AVAILABLE RECORDS:
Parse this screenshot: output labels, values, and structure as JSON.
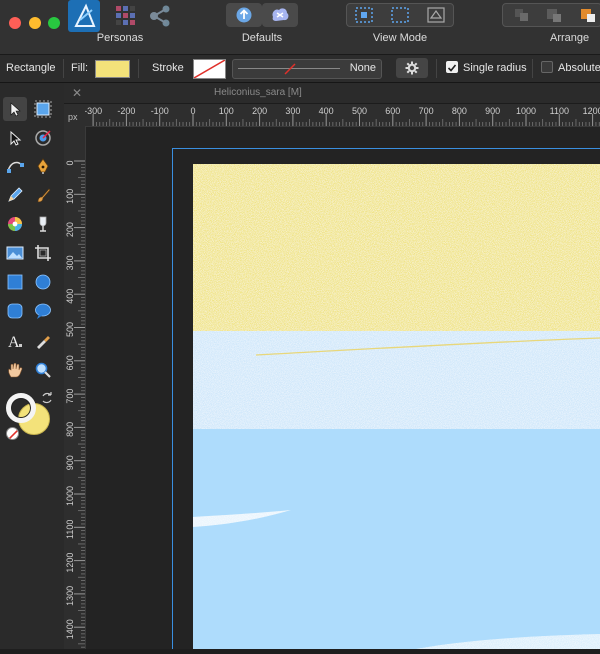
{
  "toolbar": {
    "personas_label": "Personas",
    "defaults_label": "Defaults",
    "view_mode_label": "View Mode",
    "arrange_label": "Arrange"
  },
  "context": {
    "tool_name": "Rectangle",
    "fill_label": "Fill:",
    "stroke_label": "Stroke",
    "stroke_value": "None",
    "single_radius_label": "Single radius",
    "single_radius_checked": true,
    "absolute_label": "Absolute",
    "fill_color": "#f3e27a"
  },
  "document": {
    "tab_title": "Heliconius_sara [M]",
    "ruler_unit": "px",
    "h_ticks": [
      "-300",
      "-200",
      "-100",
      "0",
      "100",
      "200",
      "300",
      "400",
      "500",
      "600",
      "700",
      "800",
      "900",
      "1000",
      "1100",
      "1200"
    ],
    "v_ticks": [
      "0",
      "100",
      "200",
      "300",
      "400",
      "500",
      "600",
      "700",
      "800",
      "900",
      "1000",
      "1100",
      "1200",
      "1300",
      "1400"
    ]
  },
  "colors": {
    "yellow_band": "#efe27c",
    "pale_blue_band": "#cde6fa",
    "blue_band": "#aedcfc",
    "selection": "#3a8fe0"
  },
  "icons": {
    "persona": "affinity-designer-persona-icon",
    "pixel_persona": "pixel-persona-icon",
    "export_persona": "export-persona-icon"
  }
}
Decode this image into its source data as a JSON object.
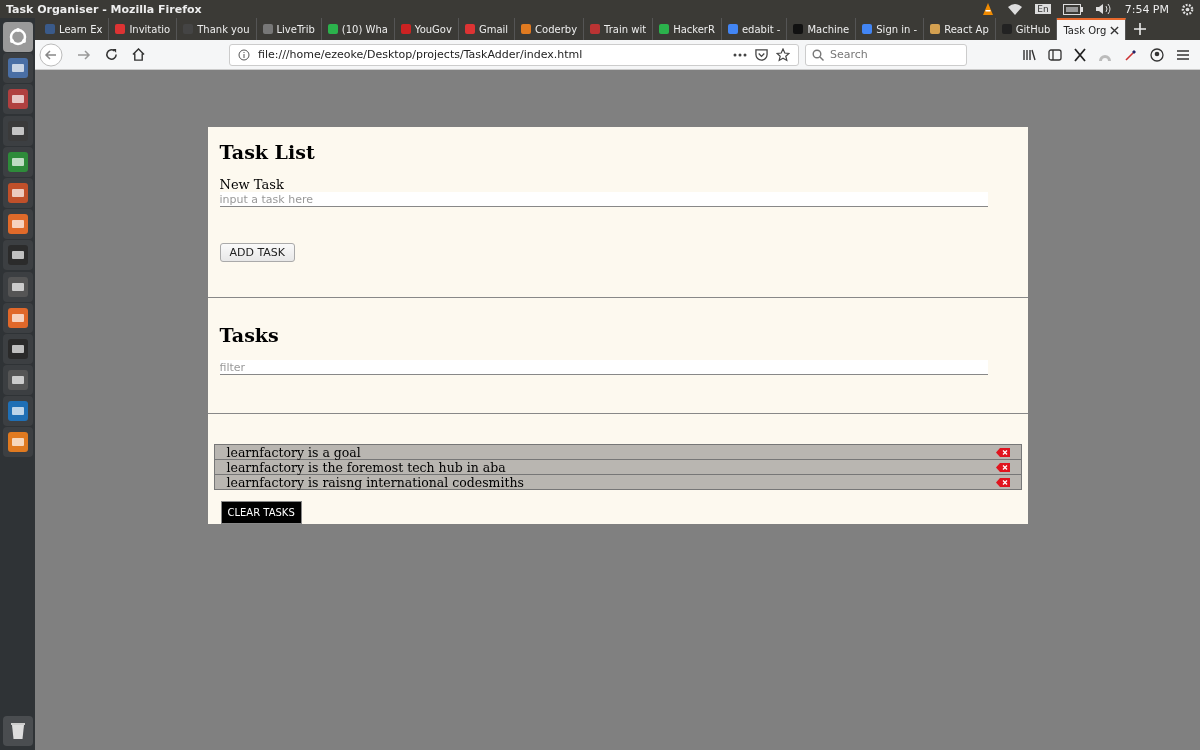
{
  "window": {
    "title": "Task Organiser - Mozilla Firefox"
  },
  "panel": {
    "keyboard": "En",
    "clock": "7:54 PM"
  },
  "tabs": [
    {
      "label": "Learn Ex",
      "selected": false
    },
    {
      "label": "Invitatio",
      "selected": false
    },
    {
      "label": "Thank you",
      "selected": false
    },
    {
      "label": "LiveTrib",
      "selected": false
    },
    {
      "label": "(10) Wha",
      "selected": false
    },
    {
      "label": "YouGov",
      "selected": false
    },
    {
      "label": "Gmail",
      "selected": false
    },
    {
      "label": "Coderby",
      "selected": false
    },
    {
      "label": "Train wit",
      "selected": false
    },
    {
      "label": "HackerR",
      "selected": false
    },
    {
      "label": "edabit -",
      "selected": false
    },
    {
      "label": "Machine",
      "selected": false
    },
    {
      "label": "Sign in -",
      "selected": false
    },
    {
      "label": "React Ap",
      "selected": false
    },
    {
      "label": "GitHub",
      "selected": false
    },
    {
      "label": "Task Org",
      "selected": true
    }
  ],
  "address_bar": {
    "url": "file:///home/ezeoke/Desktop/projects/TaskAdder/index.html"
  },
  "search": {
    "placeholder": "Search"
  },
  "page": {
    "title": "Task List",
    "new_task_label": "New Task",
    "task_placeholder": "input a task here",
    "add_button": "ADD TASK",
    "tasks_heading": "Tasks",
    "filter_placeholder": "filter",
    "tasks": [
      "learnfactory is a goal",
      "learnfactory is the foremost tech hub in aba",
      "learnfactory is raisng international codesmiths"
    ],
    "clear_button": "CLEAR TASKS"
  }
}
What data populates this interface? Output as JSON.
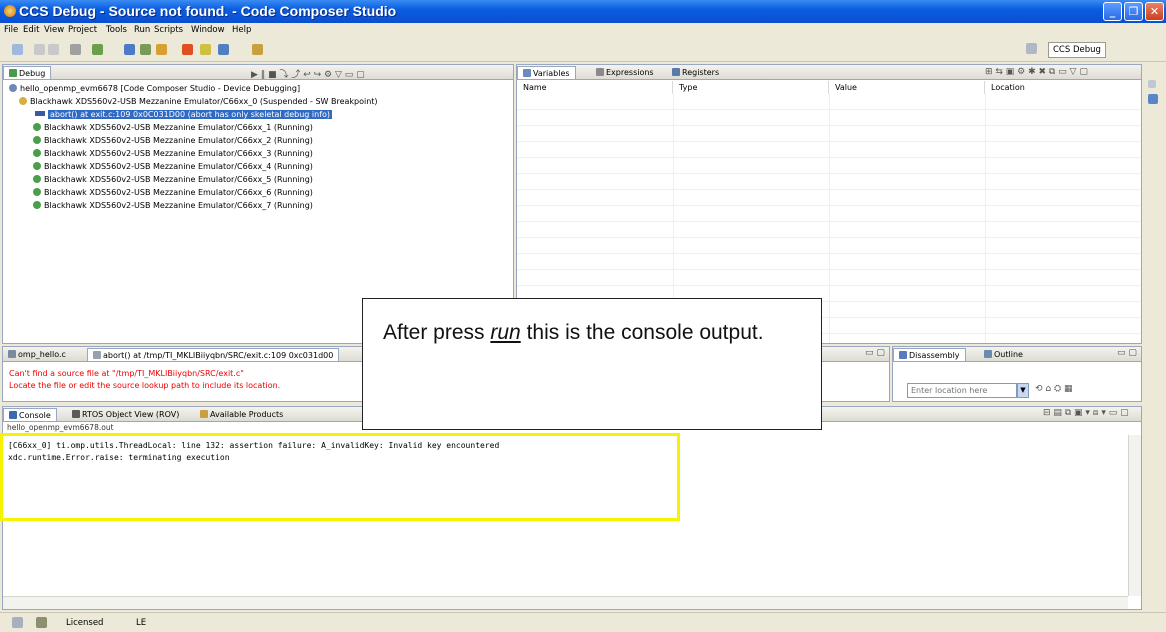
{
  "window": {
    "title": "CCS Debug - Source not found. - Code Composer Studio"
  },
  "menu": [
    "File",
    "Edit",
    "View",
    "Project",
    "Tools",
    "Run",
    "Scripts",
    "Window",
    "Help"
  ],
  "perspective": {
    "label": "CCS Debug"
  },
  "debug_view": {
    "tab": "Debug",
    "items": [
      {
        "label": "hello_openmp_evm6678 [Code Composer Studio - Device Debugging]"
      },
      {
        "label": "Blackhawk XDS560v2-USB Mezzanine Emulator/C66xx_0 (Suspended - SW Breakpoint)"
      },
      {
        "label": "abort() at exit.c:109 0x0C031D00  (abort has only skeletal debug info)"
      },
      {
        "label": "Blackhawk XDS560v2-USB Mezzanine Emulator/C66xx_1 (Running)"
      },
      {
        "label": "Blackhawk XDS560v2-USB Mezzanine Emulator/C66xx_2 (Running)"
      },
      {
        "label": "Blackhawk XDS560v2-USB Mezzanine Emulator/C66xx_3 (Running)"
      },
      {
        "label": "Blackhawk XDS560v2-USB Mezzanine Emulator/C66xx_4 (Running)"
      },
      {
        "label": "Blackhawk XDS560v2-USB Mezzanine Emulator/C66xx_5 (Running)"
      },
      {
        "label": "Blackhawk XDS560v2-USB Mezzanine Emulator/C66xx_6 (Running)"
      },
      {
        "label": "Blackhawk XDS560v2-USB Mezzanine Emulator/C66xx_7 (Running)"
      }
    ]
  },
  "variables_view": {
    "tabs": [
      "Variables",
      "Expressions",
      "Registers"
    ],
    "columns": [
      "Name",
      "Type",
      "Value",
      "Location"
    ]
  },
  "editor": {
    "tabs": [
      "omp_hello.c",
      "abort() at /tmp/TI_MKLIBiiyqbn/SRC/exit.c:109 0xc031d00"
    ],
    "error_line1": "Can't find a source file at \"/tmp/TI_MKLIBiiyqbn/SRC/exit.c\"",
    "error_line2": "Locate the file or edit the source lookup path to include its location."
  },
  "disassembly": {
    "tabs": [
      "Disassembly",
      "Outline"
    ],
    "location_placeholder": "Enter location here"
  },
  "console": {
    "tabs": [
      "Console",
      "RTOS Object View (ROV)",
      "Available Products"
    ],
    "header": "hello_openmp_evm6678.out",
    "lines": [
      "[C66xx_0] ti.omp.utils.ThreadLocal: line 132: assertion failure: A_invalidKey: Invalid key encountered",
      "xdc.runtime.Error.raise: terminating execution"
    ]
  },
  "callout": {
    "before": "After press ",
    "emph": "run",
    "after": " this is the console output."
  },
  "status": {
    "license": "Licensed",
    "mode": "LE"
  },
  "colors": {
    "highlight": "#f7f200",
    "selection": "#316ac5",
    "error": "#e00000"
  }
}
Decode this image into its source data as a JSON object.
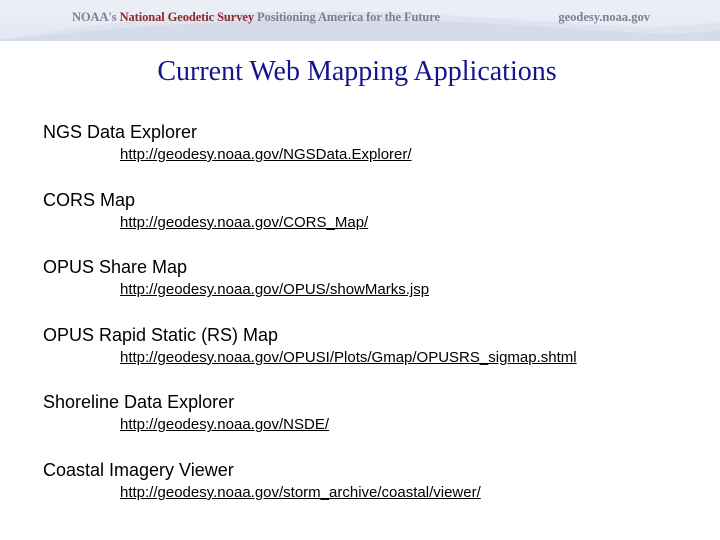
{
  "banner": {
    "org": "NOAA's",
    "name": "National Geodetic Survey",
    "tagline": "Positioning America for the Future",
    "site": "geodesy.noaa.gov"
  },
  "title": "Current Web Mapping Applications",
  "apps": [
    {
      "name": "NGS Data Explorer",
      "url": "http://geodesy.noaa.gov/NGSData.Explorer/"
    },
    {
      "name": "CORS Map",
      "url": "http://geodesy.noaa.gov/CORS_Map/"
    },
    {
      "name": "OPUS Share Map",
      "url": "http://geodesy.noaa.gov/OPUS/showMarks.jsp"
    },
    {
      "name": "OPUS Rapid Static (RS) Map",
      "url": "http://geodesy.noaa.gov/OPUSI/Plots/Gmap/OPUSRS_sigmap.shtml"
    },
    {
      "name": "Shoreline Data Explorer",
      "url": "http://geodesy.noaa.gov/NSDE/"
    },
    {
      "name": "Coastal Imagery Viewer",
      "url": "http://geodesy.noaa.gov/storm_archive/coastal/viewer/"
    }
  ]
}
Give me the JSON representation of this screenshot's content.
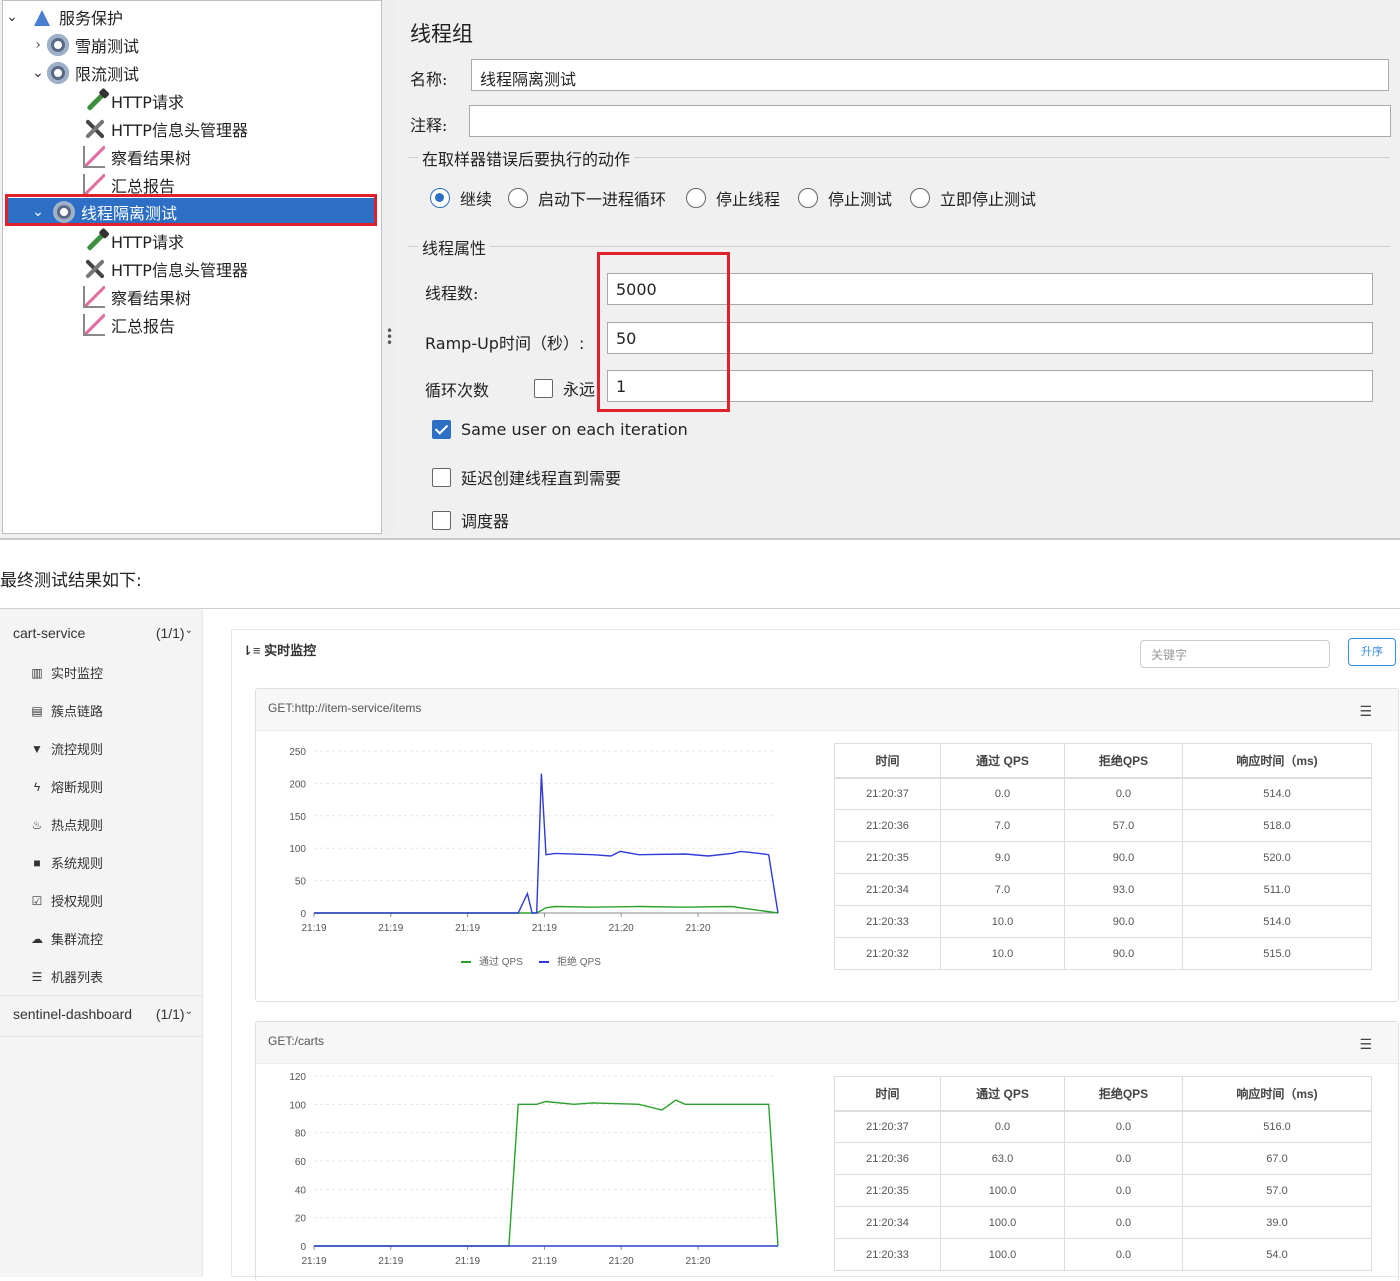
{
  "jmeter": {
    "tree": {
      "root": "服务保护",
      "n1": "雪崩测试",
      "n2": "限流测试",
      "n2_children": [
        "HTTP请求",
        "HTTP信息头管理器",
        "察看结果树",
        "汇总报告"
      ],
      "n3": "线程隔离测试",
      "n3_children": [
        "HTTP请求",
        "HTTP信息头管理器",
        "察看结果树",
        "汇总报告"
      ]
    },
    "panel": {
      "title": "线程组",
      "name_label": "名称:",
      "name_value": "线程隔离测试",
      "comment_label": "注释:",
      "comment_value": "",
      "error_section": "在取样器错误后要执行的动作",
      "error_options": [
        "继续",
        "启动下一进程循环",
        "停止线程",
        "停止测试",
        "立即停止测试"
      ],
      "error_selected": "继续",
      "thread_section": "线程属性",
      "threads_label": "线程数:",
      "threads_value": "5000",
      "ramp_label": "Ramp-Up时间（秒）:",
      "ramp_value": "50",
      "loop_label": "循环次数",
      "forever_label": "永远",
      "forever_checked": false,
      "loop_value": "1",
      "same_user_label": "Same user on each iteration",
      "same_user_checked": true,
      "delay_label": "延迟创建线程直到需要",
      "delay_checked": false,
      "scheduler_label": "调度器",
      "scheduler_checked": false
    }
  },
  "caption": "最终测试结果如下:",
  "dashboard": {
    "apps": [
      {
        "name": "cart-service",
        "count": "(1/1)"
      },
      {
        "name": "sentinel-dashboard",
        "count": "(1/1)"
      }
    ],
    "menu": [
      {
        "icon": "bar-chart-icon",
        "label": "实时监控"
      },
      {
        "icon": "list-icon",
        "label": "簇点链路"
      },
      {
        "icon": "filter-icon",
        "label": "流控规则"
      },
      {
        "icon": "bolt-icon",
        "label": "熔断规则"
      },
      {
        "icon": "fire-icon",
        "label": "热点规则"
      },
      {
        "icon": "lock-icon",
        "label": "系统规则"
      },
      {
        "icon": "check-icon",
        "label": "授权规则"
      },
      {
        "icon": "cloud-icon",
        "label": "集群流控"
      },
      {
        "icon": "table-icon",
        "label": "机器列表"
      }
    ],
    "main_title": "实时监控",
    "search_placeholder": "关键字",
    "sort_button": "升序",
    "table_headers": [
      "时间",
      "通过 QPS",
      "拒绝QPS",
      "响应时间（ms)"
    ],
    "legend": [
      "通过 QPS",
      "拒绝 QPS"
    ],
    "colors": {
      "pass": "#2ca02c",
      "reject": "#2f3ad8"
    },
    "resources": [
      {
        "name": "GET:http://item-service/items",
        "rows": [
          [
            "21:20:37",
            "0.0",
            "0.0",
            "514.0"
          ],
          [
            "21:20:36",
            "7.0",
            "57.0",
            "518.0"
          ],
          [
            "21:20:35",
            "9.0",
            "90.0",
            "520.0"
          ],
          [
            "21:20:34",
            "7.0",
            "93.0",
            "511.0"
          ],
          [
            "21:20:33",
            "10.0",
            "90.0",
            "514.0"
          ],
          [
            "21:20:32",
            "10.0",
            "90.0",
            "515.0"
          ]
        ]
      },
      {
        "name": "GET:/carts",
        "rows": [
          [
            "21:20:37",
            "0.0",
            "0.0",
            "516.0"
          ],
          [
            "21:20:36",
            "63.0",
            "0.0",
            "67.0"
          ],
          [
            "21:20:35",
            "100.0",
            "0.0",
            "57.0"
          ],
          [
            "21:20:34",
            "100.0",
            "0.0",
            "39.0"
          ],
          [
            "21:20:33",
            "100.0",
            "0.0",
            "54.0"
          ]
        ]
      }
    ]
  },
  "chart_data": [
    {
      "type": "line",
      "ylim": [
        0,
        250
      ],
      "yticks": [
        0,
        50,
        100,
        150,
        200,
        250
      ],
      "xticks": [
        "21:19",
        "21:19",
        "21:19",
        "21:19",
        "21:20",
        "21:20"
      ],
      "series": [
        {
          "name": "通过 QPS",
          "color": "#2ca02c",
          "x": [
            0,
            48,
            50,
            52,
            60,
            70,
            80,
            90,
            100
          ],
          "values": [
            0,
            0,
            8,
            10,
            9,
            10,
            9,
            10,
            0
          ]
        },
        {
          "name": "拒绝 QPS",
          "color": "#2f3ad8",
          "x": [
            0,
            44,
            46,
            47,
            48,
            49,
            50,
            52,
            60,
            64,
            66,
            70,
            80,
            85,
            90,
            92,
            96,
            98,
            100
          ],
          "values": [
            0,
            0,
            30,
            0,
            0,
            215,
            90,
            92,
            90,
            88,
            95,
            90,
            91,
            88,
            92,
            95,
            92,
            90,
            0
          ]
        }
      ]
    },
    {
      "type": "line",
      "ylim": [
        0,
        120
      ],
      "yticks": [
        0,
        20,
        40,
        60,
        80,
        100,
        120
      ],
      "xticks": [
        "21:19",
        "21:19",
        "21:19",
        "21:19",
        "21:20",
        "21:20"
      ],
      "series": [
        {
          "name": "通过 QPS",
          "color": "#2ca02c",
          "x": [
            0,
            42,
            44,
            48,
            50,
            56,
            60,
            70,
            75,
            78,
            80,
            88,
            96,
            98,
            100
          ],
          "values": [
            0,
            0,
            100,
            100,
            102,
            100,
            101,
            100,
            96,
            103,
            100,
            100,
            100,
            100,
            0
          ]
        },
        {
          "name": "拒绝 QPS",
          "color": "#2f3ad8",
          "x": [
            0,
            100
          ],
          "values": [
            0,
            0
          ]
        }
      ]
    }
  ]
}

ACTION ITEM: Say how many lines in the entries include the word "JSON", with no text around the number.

TASK SOLUTION: 5